By John F. Browning
Sitting at a prime unlit back table in the Whither Goest Thou club I nonchalantly snap applause over my shoulder back to the Johnny Clawfoot Trio playing their first order high syncopation low amplitude medicated be-bop music
Thora glances over her shades and under her bangs at me, sniffs dispassionately and silently mouths, I HATE YOU. I nod Buddha-like and studiously sip my carrot juice martini. Thora is hep, occasionally drops mlauts into her drawling pronunciation
The sea creature waitress, accoutred in black ballet tights and banana plantation headscarf says you assholes want anything? and as I hold up two fingers she groans, stamps a silk slipper, and undulates away like light through dark green water
Johnny mumbles something illegible save for its rhyme of people and gazzeeple into the gleaming silver mic and the band disjoins into some inapproximate free jazz version of Marching Through Georgia in the nimbus of dim lighting and cigarette smoke
I lean over to Thora and scat sing to the bass patterns the cat is laying down. An abstract Brancusi-like marble look lies fainting on her face[SB1]
At the break, against an outdoor brick alleyway wall we have very casual sex as Thora chews my ear lobe. When we finish she whispers I hated that and stares into the distance. You’re half a man and half a stereophonic schizophrenic she hisses, which makes me want her again as she straightens her beret
I scat-sing with a heart full of adoration Bop bomb a who bop a zip zap a robot za zee a bobcat brim a boom!
After a second set, her hand in mine, we perambulate, two vertical parallel souls who straggle slowly everward into the receding gloom of our tedious square lives out in Nowheresville
leaving 2 a.m. Johnny to march on Atlanta alone
This work is from John F. Browning’s “Chicago Jazz Tonight” a work that conjures persons from Chicago in 1962 at an Old Town jazz club.

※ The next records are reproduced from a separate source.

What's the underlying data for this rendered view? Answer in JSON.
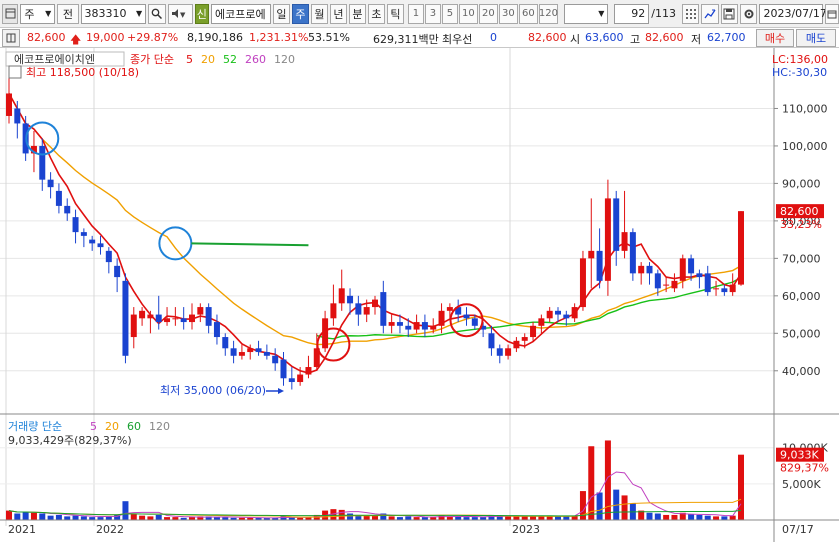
{
  "toolbar": {
    "period_label": "주",
    "prev_label": "전",
    "stock_code": "383310",
    "badge_label": "신",
    "stock_name": "에코프로에",
    "period_tabs": [
      "일",
      "주",
      "월",
      "년",
      "분",
      "초",
      "틱"
    ],
    "active_period": "주",
    "interval_buttons": [
      "1",
      "3",
      "5",
      "10",
      "20",
      "30",
      "60",
      "120"
    ],
    "page_current": "92",
    "page_total": "/113",
    "date": "2023/07/17"
  },
  "quote": {
    "price": "82,600",
    "change": "19,000",
    "change_pct": "+29.87%",
    "volume": "8,190,186",
    "volume_pct": "1,231.31%",
    "turnover_pct": "53.51%",
    "amount": "629,311백만",
    "priority_label": "최우선",
    "priority_value": "0",
    "last": "82,600",
    "open_label": "시",
    "open": "63,600",
    "high_label": "고",
    "high": "82,600",
    "low_label": "저",
    "low": "62,700",
    "buy_label": "매수",
    "sell_label": "매도"
  },
  "price_panel": {
    "stock_label": "에코프로에이치엔",
    "ma_title": "종가 단순",
    "ma_periods": [
      "5",
      "20",
      "52",
      "260",
      "120"
    ],
    "ma_colors": [
      "#e01010",
      "#f0a000",
      "#18c018",
      "#c040c0",
      "#888888"
    ],
    "high_note": "최고 118,500 (10/18)",
    "low_note": "최저 35,000 (06/20)",
    "lc": "LC:136,00",
    "hc": "HC:-30,30",
    "current_price": "82,600",
    "current_pct": "33,23%"
  },
  "volume_panel": {
    "title": "거래량 단순",
    "ma_periods": [
      "5",
      "20",
      "60",
      "120"
    ],
    "value_line": "9,033,429주(829,37%)",
    "current_value": "9,033K",
    "current_pct": "829,37%"
  },
  "axis": {
    "date_labels": [
      "2021",
      "2022",
      "2023"
    ],
    "date_end": "07/17"
  },
  "chart_data": {
    "type": "candlestick",
    "y_ticks": [
      40000,
      50000,
      60000,
      70000,
      80000,
      90000,
      100000,
      110000
    ],
    "y_range": [
      29000,
      124000
    ],
    "volume_ticks": [
      "5,000K",
      "10,000K"
    ],
    "volume_range": [
      0,
      13000
    ],
    "candles": [
      [
        108000,
        114000,
        106000,
        118500,
        1300
      ],
      [
        110000,
        106000,
        102000,
        112000,
        900
      ],
      [
        106000,
        98000,
        96000,
        108000,
        1100
      ],
      [
        98000,
        100000,
        93000,
        104000,
        1000
      ],
      [
        100000,
        91000,
        88000,
        102000,
        900
      ],
      [
        91000,
        89000,
        86000,
        93000,
        600
      ],
      [
        88000,
        84000,
        82000,
        90000,
        700
      ],
      [
        84000,
        82000,
        80000,
        86000,
        500
      ],
      [
        81000,
        77000,
        74000,
        83000,
        600
      ],
      [
        77000,
        76000,
        73000,
        78000,
        500
      ],
      [
        75000,
        74000,
        72000,
        76000,
        400
      ],
      [
        74000,
        73000,
        71000,
        76000,
        400
      ],
      [
        72000,
        69000,
        66000,
        73000,
        500
      ],
      [
        68000,
        65000,
        61000,
        70000,
        700
      ],
      [
        64000,
        44000,
        42000,
        66000,
        2600
      ],
      [
        49000,
        55000,
        46000,
        57000,
        900
      ],
      [
        54000,
        56000,
        52000,
        57000,
        600
      ],
      [
        54000,
        55000,
        50000,
        56000,
        500
      ],
      [
        55000,
        53000,
        51000,
        60000,
        700
      ],
      [
        53000,
        54000,
        52000,
        57000,
        400
      ],
      [
        54000,
        54000,
        52000,
        57000,
        400
      ],
      [
        54000,
        53000,
        51000,
        57000,
        300
      ],
      [
        53000,
        55000,
        51000,
        58000,
        400
      ],
      [
        55000,
        57000,
        53000,
        58000,
        500
      ],
      [
        57000,
        52000,
        50000,
        58000,
        500
      ],
      [
        53000,
        49000,
        47000,
        55000,
        400
      ],
      [
        49000,
        46000,
        44000,
        50000,
        400
      ],
      [
        46000,
        44000,
        42000,
        48000,
        300
      ],
      [
        44000,
        45000,
        43000,
        47000,
        300
      ],
      [
        45000,
        46000,
        43000,
        47000,
        300
      ],
      [
        46000,
        45000,
        44000,
        48000,
        300
      ],
      [
        45000,
        44000,
        43000,
        47000,
        300
      ],
      [
        44000,
        42000,
        40000,
        46000,
        300
      ],
      [
        43000,
        38000,
        36000,
        45000,
        500
      ],
      [
        38000,
        37000,
        35000,
        41000,
        400
      ],
      [
        37000,
        39000,
        36000,
        41000,
        300
      ],
      [
        39000,
        41000,
        38000,
        44000,
        400
      ],
      [
        41000,
        46000,
        40000,
        50000,
        700
      ],
      [
        46000,
        54000,
        45000,
        56000,
        1300
      ],
      [
        54000,
        58000,
        52000,
        63000,
        1500
      ],
      [
        58000,
        62000,
        56000,
        67000,
        1400
      ],
      [
        60000,
        58000,
        55000,
        62000,
        900
      ],
      [
        58000,
        55000,
        52000,
        60000,
        700
      ],
      [
        55000,
        57000,
        53000,
        59000,
        600
      ],
      [
        57000,
        59000,
        55000,
        60000,
        600
      ],
      [
        61000,
        52000,
        50000,
        64000,
        900
      ],
      [
        52000,
        53000,
        50000,
        55000,
        500
      ],
      [
        53000,
        52000,
        50000,
        55000,
        400
      ],
      [
        52000,
        51000,
        49000,
        54000,
        500
      ],
      [
        51000,
        53000,
        50000,
        55000,
        400
      ],
      [
        53000,
        51000,
        49000,
        55000,
        400
      ],
      [
        51000,
        52000,
        50000,
        54000,
        400
      ],
      [
        52000,
        56000,
        50000,
        58000,
        600
      ],
      [
        56000,
        57000,
        54000,
        58000,
        500
      ],
      [
        57000,
        55000,
        53000,
        59000,
        500
      ],
      [
        55000,
        54000,
        52000,
        57000,
        400
      ],
      [
        54000,
        52000,
        51000,
        55000,
        400
      ],
      [
        52000,
        51000,
        49000,
        53000,
        400
      ],
      [
        50000,
        46000,
        44000,
        52000,
        700
      ],
      [
        46000,
        44000,
        42000,
        47000,
        600
      ],
      [
        44000,
        46000,
        43000,
        47000,
        500
      ],
      [
        46000,
        48000,
        45000,
        49000,
        500
      ],
      [
        48000,
        49000,
        46000,
        50000,
        500
      ],
      [
        49000,
        52000,
        48000,
        53000,
        600
      ],
      [
        52000,
        54000,
        50000,
        55000,
        600
      ],
      [
        54000,
        56000,
        53000,
        57000,
        600
      ],
      [
        56000,
        55000,
        53000,
        57000,
        500
      ],
      [
        55000,
        54000,
        52000,
        56000,
        500
      ],
      [
        54000,
        57000,
        53000,
        58000,
        600
      ],
      [
        57000,
        70000,
        56000,
        72000,
        4000
      ],
      [
        70000,
        72000,
        62000,
        86000,
        10200
      ],
      [
        72000,
        64000,
        62000,
        78000,
        3800
      ],
      [
        64000,
        86000,
        60000,
        91000,
        11000
      ],
      [
        86000,
        72000,
        68000,
        88000,
        4200
      ],
      [
        72000,
        77000,
        70000,
        88000,
        3400
      ],
      [
        77000,
        66000,
        64000,
        78000,
        2300
      ],
      [
        66000,
        68000,
        63000,
        69000,
        1300
      ],
      [
        68000,
        66000,
        63000,
        69000,
        1000
      ],
      [
        66000,
        62000,
        60000,
        67000,
        900
      ],
      [
        63000,
        63000,
        61000,
        65000,
        700
      ],
      [
        62000,
        64000,
        61000,
        66000,
        700
      ],
      [
        64000,
        70000,
        62000,
        71000,
        1000
      ],
      [
        70000,
        66000,
        64000,
        71000,
        800
      ],
      [
        66000,
        65000,
        62000,
        67000,
        700
      ],
      [
        66000,
        61000,
        60000,
        68000,
        600
      ],
      [
        62000,
        62000,
        60000,
        64000,
        500
      ],
      [
        62000,
        61000,
        60000,
        63000,
        500
      ],
      [
        61000,
        63000,
        60000,
        66000,
        600
      ],
      [
        63000,
        82600,
        62700,
        82600,
        9033
      ]
    ],
    "line_52_start_index": 19,
    "annotations": [
      {
        "type": "circle",
        "color": "#1e82d8",
        "at_index": 4,
        "price": 102000
      },
      {
        "type": "circle",
        "color": "#1e82d8",
        "at_index": 20,
        "price": 74000
      },
      {
        "type": "line",
        "color": "#18a030",
        "from_index": 20,
        "from_price": 74000,
        "to_index": 36,
        "to_price": 73500
      },
      {
        "type": "circle",
        "color": "#e01010",
        "at_index": 39,
        "price": 47000
      },
      {
        "type": "circle",
        "color": "#e01010",
        "at_index": 55,
        "price": 53500
      }
    ]
  }
}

This work, inspired partly by Spoon River Anthology, visits the voices of those in and about the jazz club and attempts to capture the feel of Chicago at that time.